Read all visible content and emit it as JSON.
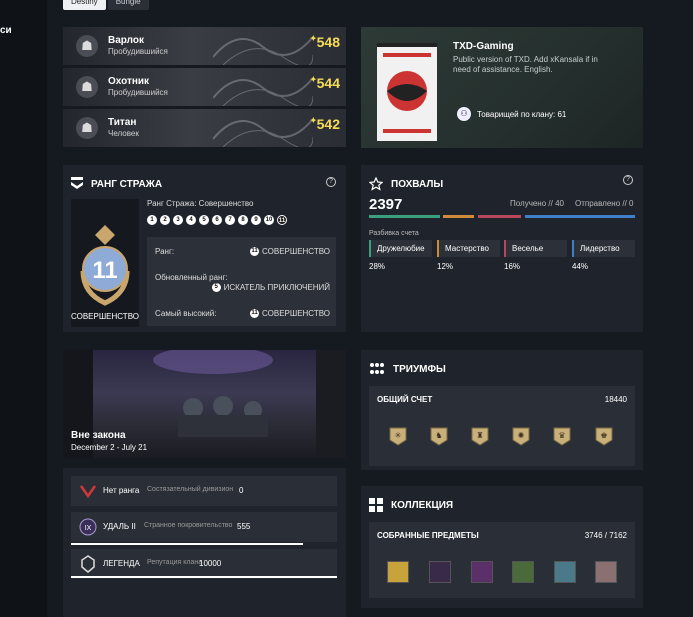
{
  "sidebar": {
    "partial_text": "си"
  },
  "tabs": [
    {
      "label": "Destiny"
    },
    {
      "label": "Bungie"
    }
  ],
  "characters": [
    {
      "class": "Варлок",
      "subtitle": "Пробудившийся",
      "power": "548"
    },
    {
      "class": "Охотник",
      "subtitle": "Пробудившийся",
      "power": "544"
    },
    {
      "class": "Титан",
      "subtitle": "Человек",
      "power": "542"
    }
  ],
  "clan": {
    "name": "TXD-Gaming",
    "description": "Public version of TXD. Add xKansala if in need of assistance. English.",
    "members_label": "Товарищей по клану: 61"
  },
  "guardian_rank": {
    "title": "РАНГ СТРАЖА",
    "rank_number": "11",
    "rank_name": "СОВЕРШЕНСТВО",
    "header": "Ранг Стража: Совершенство",
    "dots": [
      "1",
      "2",
      "3",
      "4",
      "5",
      "6",
      "7",
      "8",
      "9",
      "10",
      "11"
    ],
    "rows": [
      {
        "label": "Ранг:",
        "icon_num": "11",
        "value": "СОВЕРШЕНСТВО"
      },
      {
        "label": "Обновленный ранг:",
        "icon_num": "5",
        "value": "ИСКАТЕЛЬ ПРИКЛЮЧЕНИЙ"
      },
      {
        "label": "Самый высокий:",
        "icon_num": "11",
        "value": "СОВЕРШЕНСТВО"
      }
    ]
  },
  "commendations": {
    "title": "ПОХВАЛЫ",
    "score": "2397",
    "received": "Получено // 40",
    "sent": "Отправлено // 0",
    "breakdown_label": "Разбивка счета",
    "categories": [
      {
        "name": "Дружелюбие",
        "pct": "28%",
        "color": "#3aa07f"
      },
      {
        "name": "Мастерство",
        "pct": "12%",
        "color": "#d08a3a"
      },
      {
        "name": "Веселье",
        "pct": "16%",
        "color": "#b8475a"
      },
      {
        "name": "Лидерство",
        "pct": "44%",
        "color": "#3f7fc8"
      }
    ]
  },
  "season": {
    "title": "Вне закона",
    "dates": "December 2 - July 21"
  },
  "pvp": [
    {
      "name": "Нет ранга",
      "type": "Состязательный дивизион",
      "value": "0"
    },
    {
      "name": "УДАЛЬ II",
      "type": "Странное покровительство",
      "value": "555"
    },
    {
      "name": "ЛЕГЕНДА",
      "type": "Репутация клана",
      "value": "10000"
    }
  ],
  "triumphs": {
    "title": "ТРИУМФЫ",
    "label": "ОБЩИЙ СЧЕТ",
    "value": "18440"
  },
  "collection": {
    "title": "КОЛЛЕКЦИЯ",
    "label": "СОБРАННЫЕ ПРЕДМЕТЫ",
    "value": "3746 / 7162"
  }
}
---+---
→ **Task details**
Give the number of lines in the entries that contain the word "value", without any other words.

→ **Result**
8